Sustainable development has become a major concern in recent years. Protecting our immediate environment has become something we all have to do now. In the mountains, around Montricher Albanne and Les Karellis, we are working together to protect our ecosystem.
The Sustainable Development Charter
As we mentioned before, we have to join forces and unite to protect the environment around
us. This is done through various commitments, covering a variety of fields.
Protected nature reserves
Some ecosystems in Les Karellis are still fragile and need constant protection to prevent them falling victim to tourism or disappearing altogether. We request that you are particularly mindful of these incredible sites :
The black grouse reserve. When the Vancouver chairlift was built, the decision was taken to create a 300-metre-long screen of vegetation between the hillside retainer and the Bec de l’Aigle bend to prevent skiers straying into sensitive areas. By doing this we were able to protect the black grouse. The Town Council, the French forestry commission (the ONF) and the body running Les Karellis’ pistes and lifts decided to keep this protection in place indefinitely and to pay for new protective netting as the plants have not grown sufficiently as yet to offer an effective barrier. These measures will also enable resinous trees to regenerate, safe from the damage caused by those skiing off-piste. An extra effort has also been made to raise awareness about the black grouse with new information boards erected in the ski area.
Have you heard of the black grouse?
The black grouse, also known as the Eurasian black grouse, blackgame or blackcock, is a member of the mountain Galliformes family. The two sexes are very different in terms of size and colouring so you can tell them apart easily.
Lac de Pramol peat bog
When you were passing by the Pramol Lake did you walk all the way around it? If so, you may have walked over the peat bog at the end of the lake.
A peat bog is an ecosystem in which a substantial amount of organic matter has accumulated. Under certain weather and topographic conditions, vegetation becomes mixed and decomposes slowly and, most importantly, only partly. It then forms peat, also known as turf, an organic fossil matter. These wetlands play a role in the carbon cycle. It is estimated that, on average, peatlands store 15 to 30% of carbon trapped in soil. Peat bogs are mainly comprised of water and organic matter.
The Station Verte (Green Resort) Label
Les Karellis has been certified a “Station verte” since 2021. Station Verte is a tourism label created in 1964 by the French Federation of Green Resorts and Snow Villages.
A Station Verte is a countryside holiday destination, recognised on a national level as a resort offering meaningful stays, promoting natural, authentic, mindful tourism that respects the environment.
Earning the Station Verte label means:
● Sharing a global vision of a tourism that is authentic and respects local features,
developing sustainable projects that protect, respect and preserve nature,

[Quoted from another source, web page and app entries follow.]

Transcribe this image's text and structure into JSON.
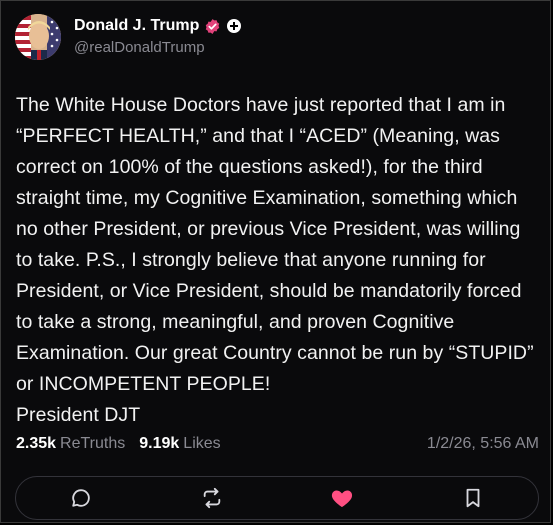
{
  "post": {
    "author": {
      "display_name": "Donald J. Trump",
      "handle": "@realDonaldTrump",
      "avatar_icon": "avatar-flag-portrait",
      "verified_color": "#e0427a"
    },
    "text": [
      "The White House Doctors have just reported that I am in “PERFECT HEALTH,” and that I “ACED” (Meaning, was correct on 100% of the questions asked!), for the third straight time, my Cognitive Examination, something which no other President, or previous Vice President, was willing to take. P.S., I strongly believe that anyone running for President, or Vice President, should be mandatorily forced to take a strong, meaningful, and proven Cognitive Examination. Our great Country cannot be run by “STUPID” or INCOMPETENT PEOPLE!",
      "President DJT"
    ],
    "stats": {
      "retruths_count": "2.35k",
      "retruths_label": "ReTruths",
      "likes_count": "9.19k",
      "likes_label": "Likes"
    },
    "timestamp": "1/2/26, 5:56 AM"
  },
  "actions": [
    {
      "icon": "comment-icon"
    },
    {
      "icon": "retruth-icon"
    },
    {
      "icon": "heart-icon",
      "active_color": "#ff4f82"
    },
    {
      "icon": "bookmark-icon"
    }
  ]
}
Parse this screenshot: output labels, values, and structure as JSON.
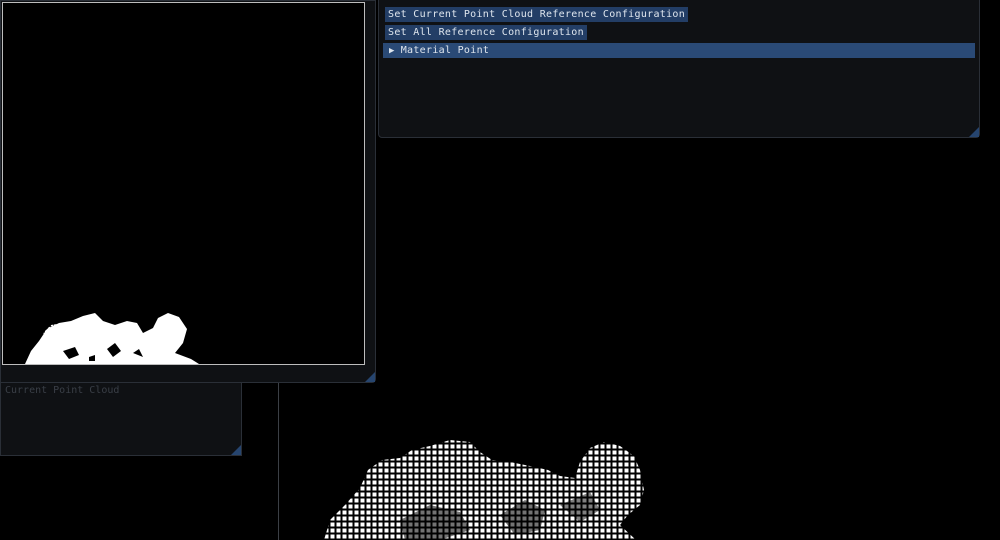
{
  "settings_panel": {
    "buttons": [
      {
        "label": "Set Current Point Cloud Reference Configuration"
      },
      {
        "label": "Set All Reference Configuration"
      }
    ],
    "tree_nodes": [
      {
        "label": "Material Point",
        "arrow": "▶",
        "expanded": false
      }
    ]
  },
  "background_panel": {
    "label": "Current Point Cloud"
  },
  "colors": {
    "window_bg": "#0f1114",
    "button": "#233e66",
    "header": "#2a4a76",
    "points": "#ffffff",
    "viewport": "#000000"
  }
}
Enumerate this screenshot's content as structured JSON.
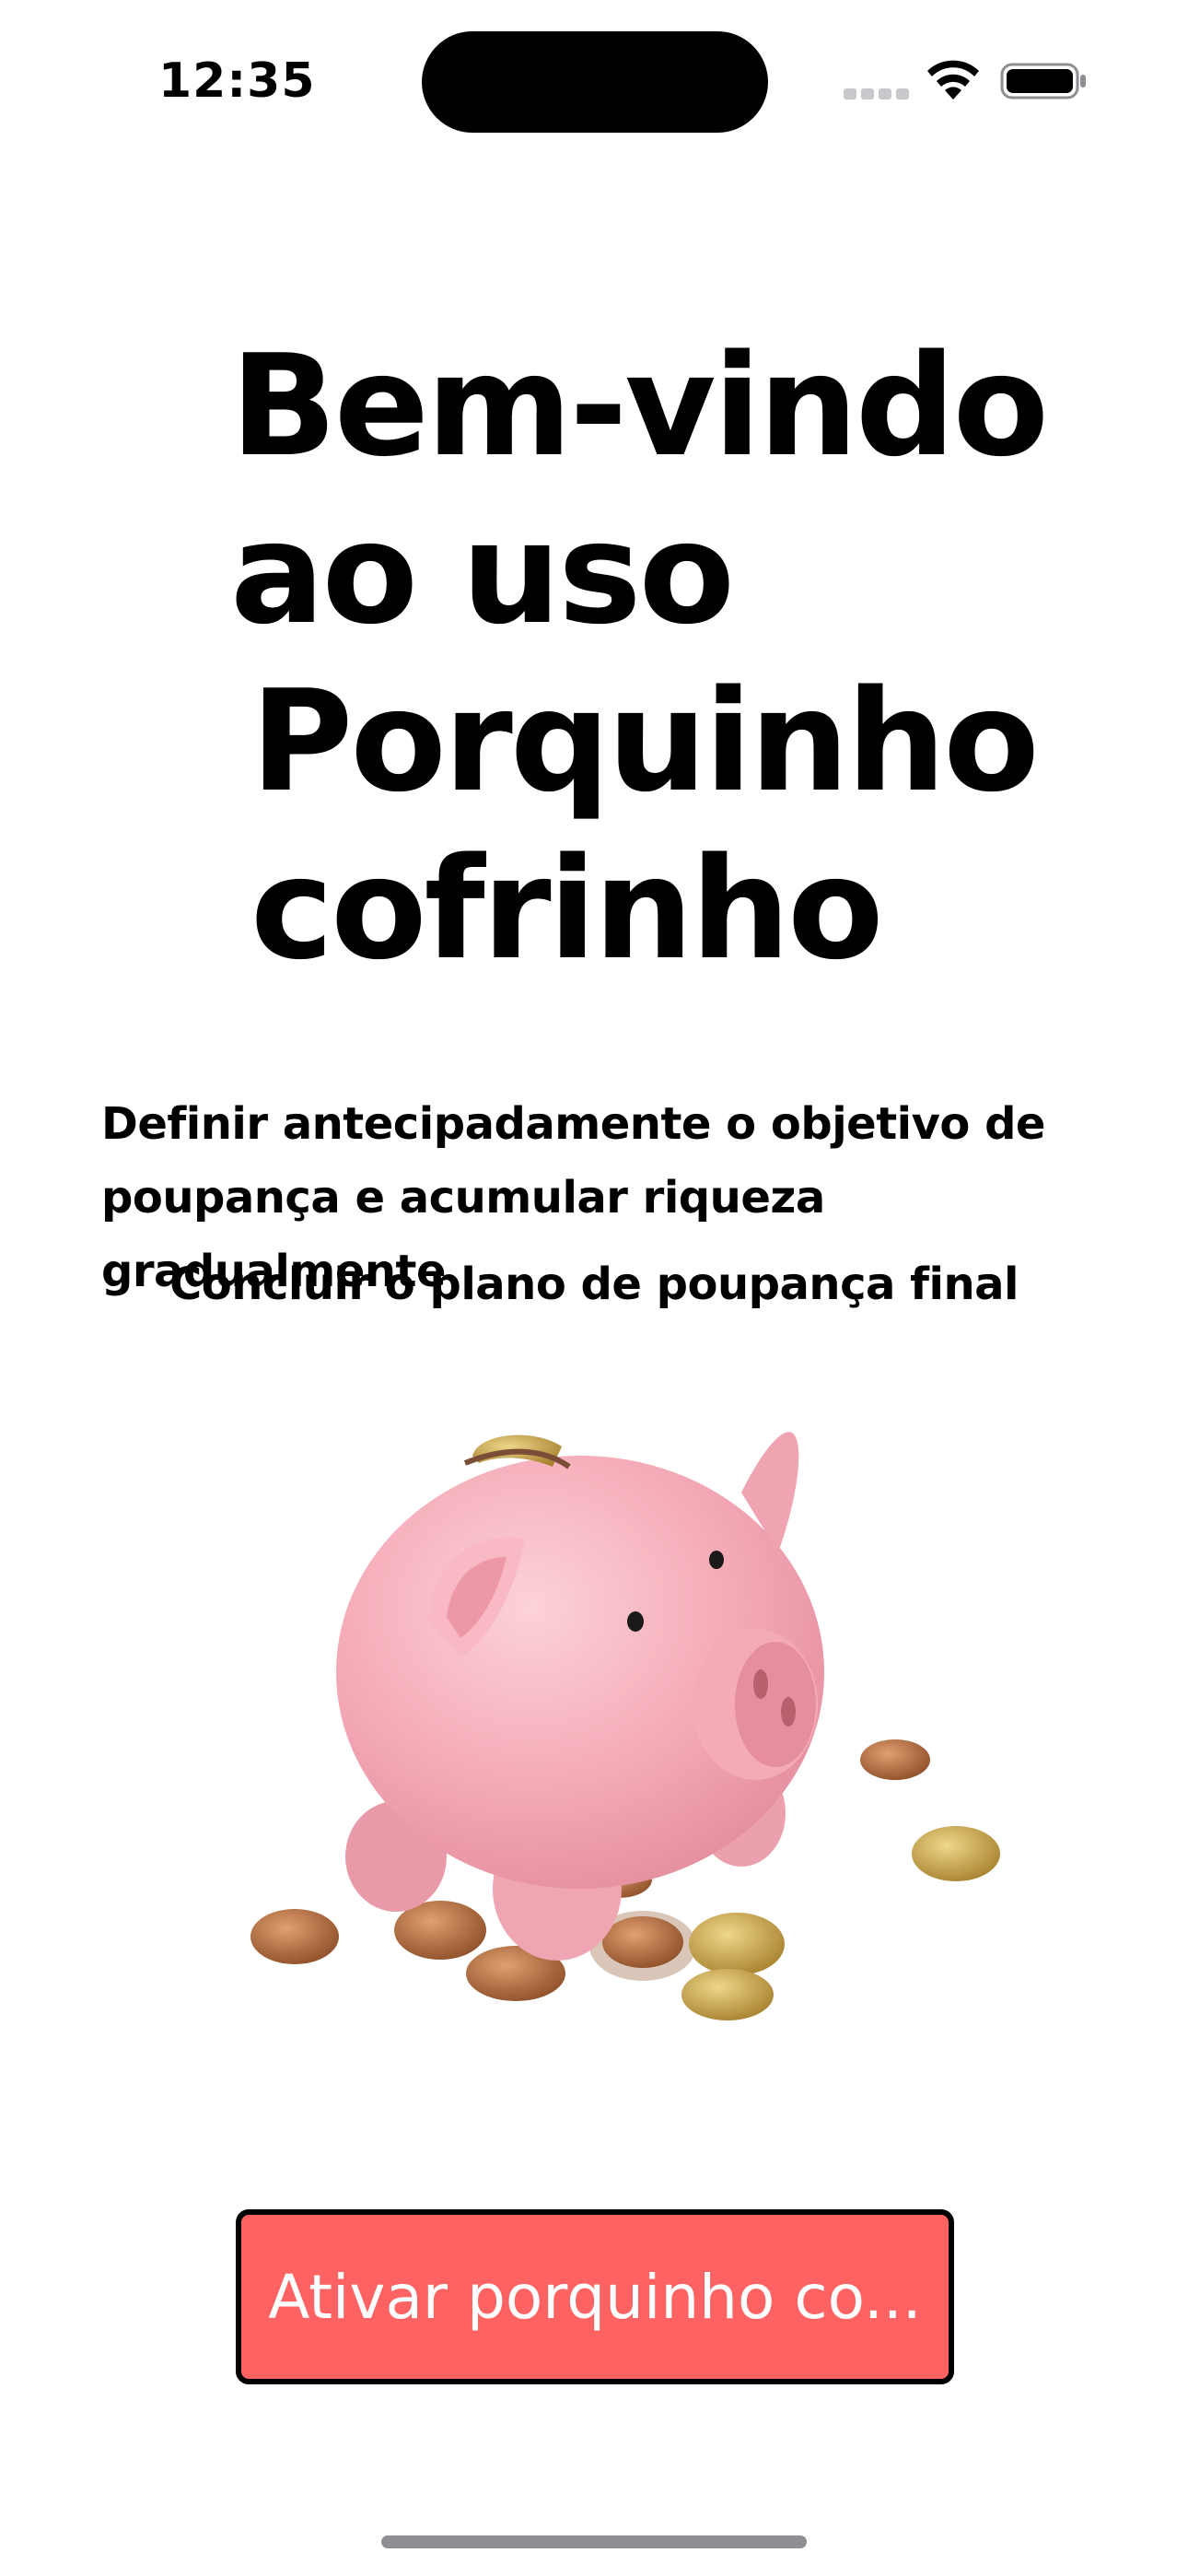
{
  "status_bar": {
    "time": "12:35",
    "icons": [
      "cellular-signal-icon",
      "wifi-icon",
      "battery-icon"
    ]
  },
  "welcome": {
    "title_lines": [
      "Bem-vindo",
      "ao uso",
      "Porquinho",
      "cofrinho"
    ],
    "description": "Definir antecipadamente o objetivo de poupança e acumular riqueza gradualmente",
    "final_plan": "Concluir o plano de poupança final"
  },
  "illustration": {
    "subject": "piggy-bank-with-coins"
  },
  "cta": {
    "label": "Ativar porquinho co..."
  },
  "colors": {
    "accent": "#ff6262",
    "piggy": "#f7b3bf",
    "coin_copper": "#b46a3c",
    "coin_gold": "#c9a84a"
  }
}
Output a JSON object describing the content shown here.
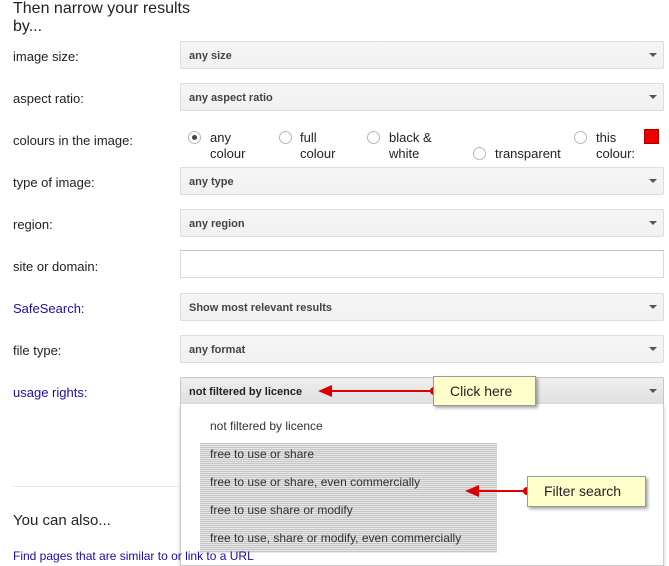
{
  "heading": "Then narrow your results by...",
  "rows": {
    "image_size": {
      "label": "image size:",
      "value": "any size"
    },
    "aspect_ratio": {
      "label": "aspect ratio:",
      "value": "any aspect ratio"
    },
    "colours": {
      "label": "colours in the image:"
    },
    "type_of_image": {
      "label": "type of image:",
      "value": "any type"
    },
    "region": {
      "label": "region:",
      "value": "any region"
    },
    "site_or_domain": {
      "label": "site or domain:",
      "value": ""
    },
    "safesearch": {
      "label": "SafeSearch:",
      "value": "Show most relevant results"
    },
    "file_type": {
      "label": "file type:",
      "value": "any format"
    },
    "usage_rights": {
      "label": "usage rights:",
      "value": "not filtered by licence"
    }
  },
  "colour_options": {
    "any_colour_l1": "any",
    "any_colour_l2": "colour",
    "full_colour_l1": "full",
    "full_colour_l2": "colour",
    "bw_l1": "black &",
    "bw_l2": "white",
    "transparent": "transparent",
    "this_colour_l1": "this",
    "this_colour_l2": "colour:",
    "selected": "any colour",
    "swatch_color": "#ee0000"
  },
  "usage_menu": {
    "items": [
      "not filtered by licence",
      "free to use or share",
      "free to use or share, even commercially",
      "free to use share or modify",
      "free to use, share or modify, even commercially"
    ]
  },
  "callouts": {
    "click_here": "Click here",
    "filter_search": "Filter search",
    "arrow_color": "#dd0000"
  },
  "footer": {
    "you_can_also": "You can also...",
    "find_pages": "Find pages that are similar to or link to a URL"
  }
}
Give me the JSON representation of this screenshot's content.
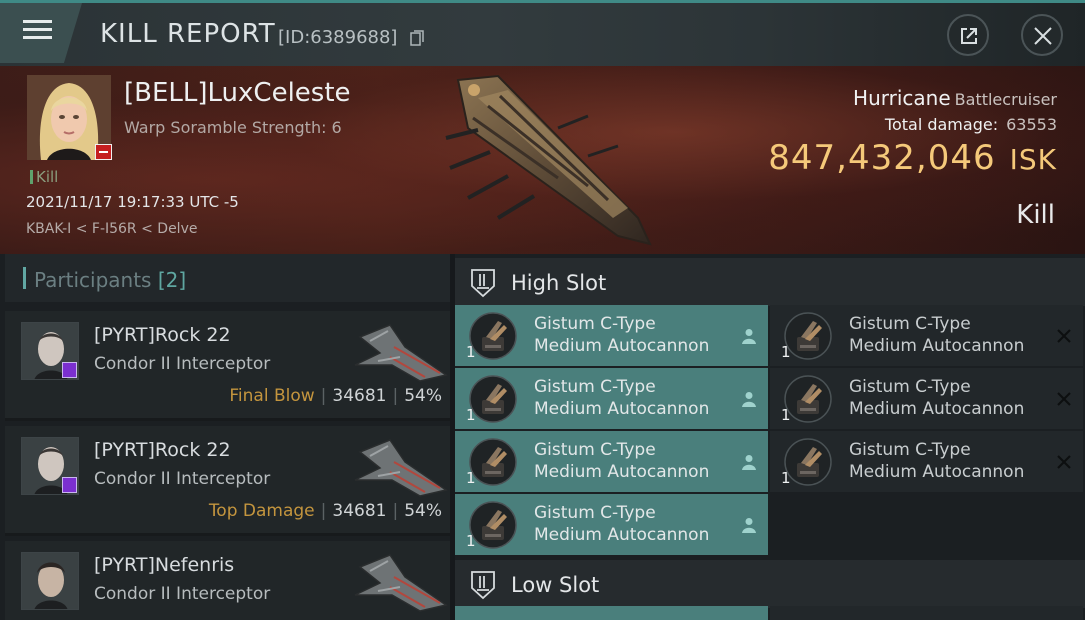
{
  "header": {
    "title": "KILL REPORT",
    "id_label": "[ID:6389688]",
    "icons": {
      "menu": "hamburger-icon",
      "copy": "copy-icon",
      "external": "external-link-icon",
      "close": "close-icon"
    }
  },
  "victim": {
    "name": "[BELL]LuxCeleste",
    "subtitle": "Warp Soramble Strength: 6",
    "kill_tag": "Kill",
    "timestamp": "2021/11/17 19:17:33 UTC -5",
    "location": "KBAK-I < F-I56R < Delve",
    "ship_name": "Hurricane",
    "ship_class": "Battlecruiser",
    "total_damage_label": "Total damage:",
    "total_damage": "63553",
    "isk_value": "847,432,046",
    "isk_unit": "ISK",
    "kill_type": "Kill",
    "badge_color": "#c51f20"
  },
  "participants": {
    "label": "Participants",
    "count": "[2]",
    "items": [
      {
        "name": "[PYRT]Rock 22",
        "ship": "Condor II Interceptor",
        "role": "Final Blow",
        "damage": "34681",
        "percent": "54%"
      },
      {
        "name": "[PYRT]Rock 22",
        "ship": "Condor II Interceptor",
        "role": "Top Damage",
        "damage": "34681",
        "percent": "54%"
      },
      {
        "name": "[PYRT]Nefenris",
        "ship": "Condor II Interceptor",
        "role": "",
        "damage": "",
        "percent": ""
      }
    ]
  },
  "fitting": {
    "high_slot_label": "High Slot",
    "low_slot_label": "Low Slot",
    "high_slot": [
      {
        "qty": "1",
        "line1": "Gistum C-Type",
        "line2": "Medium Autocannon",
        "status": "dropped"
      },
      {
        "qty": "1",
        "line1": "Gistum C-Type",
        "line2": "Medium Autocannon",
        "status": "dropped"
      },
      {
        "qty": "1",
        "line1": "Gistum C-Type",
        "line2": "Medium Autocannon",
        "status": "dropped"
      },
      {
        "qty": "1",
        "line1": "Gistum C-Type",
        "line2": "Medium Autocannon",
        "status": "destroyed"
      },
      {
        "qty": "1",
        "line1": "Gistum C-Type",
        "line2": "Medium Autocannon",
        "status": "destroyed"
      },
      {
        "qty": "1",
        "line1": "Gistum C-Type",
        "line2": "Medium Autocannon",
        "status": "destroyed"
      },
      {
        "qty": "1",
        "line1": "Gistum C-Type",
        "line2": "Medium Autocannon",
        "status": "dropped"
      }
    ]
  },
  "colors": {
    "accent": "#4a7f7c",
    "isk": "#f5c97a",
    "role": "#c4953e"
  }
}
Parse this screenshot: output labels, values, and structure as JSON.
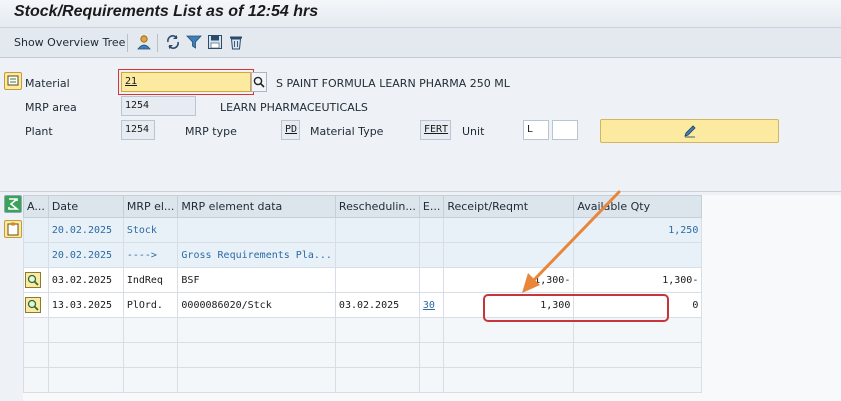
{
  "window": {
    "title": "Stock/Requirements List as of 12:54 hrs"
  },
  "toolbar": {
    "overview_tree": "Show Overview Tree",
    "icons": [
      "user-change-icon",
      "refresh-icon",
      "filter-icon",
      "save-icon",
      "trash-icon"
    ]
  },
  "header": {
    "material_label": "Material",
    "material_value": "21",
    "material_desc": "S PAINT FORMULA LEARN PHARMA 250 ML",
    "mrp_area_label": "MRP area",
    "mrp_area_value": "1254",
    "mrp_area_desc": "LEARN PHARMACEUTICALS",
    "plant_label": "Plant",
    "plant_value": "1254",
    "mrp_type_label": "MRP type",
    "mrp_type_value": "PD",
    "material_type_label": "Material Type",
    "material_type_value": "FERT",
    "unit_label": "Unit",
    "unit_value": "L",
    "unit_extra": ""
  },
  "grid": {
    "columns": [
      "A...",
      "Date",
      "MRP el...",
      "MRP element data",
      "Reschedulin...",
      "E...",
      "Receipt/Reqmt",
      "Available Qty"
    ],
    "rows": [
      {
        "icon": "",
        "date": "20.02.2025",
        "element": "Stock",
        "data": "",
        "resched": "",
        "exc": "",
        "receipt": "",
        "available": "1,250"
      },
      {
        "icon": "",
        "date": "20.02.2025",
        "element": "---->",
        "data": "Gross Requirements Pla...",
        "resched": "",
        "exc": "",
        "receipt": "",
        "available": ""
      },
      {
        "icon": "detail-icon",
        "date": "03.02.2025",
        "element": "IndReq",
        "data": "BSF",
        "resched": "",
        "exc": "",
        "receipt": "1,300-",
        "available": "1,300-"
      },
      {
        "icon": "detail-icon",
        "date": "13.03.2025",
        "element": "PlOrd.",
        "data": "0000086020/Stck",
        "resched": "03.02.2025",
        "exc": "30",
        "receipt": "1,300",
        "available": "0"
      }
    ]
  },
  "colors": {
    "highlight": "#c8343c",
    "arrow": "#e8863a",
    "link": "#2b6aa3"
  }
}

● Providing a full range of activities connected to the area’s natural, cultural or historic
● Committing to a locally-based tourism that is mindful and respects the surrounding
● Promoting the area’s natural attractions.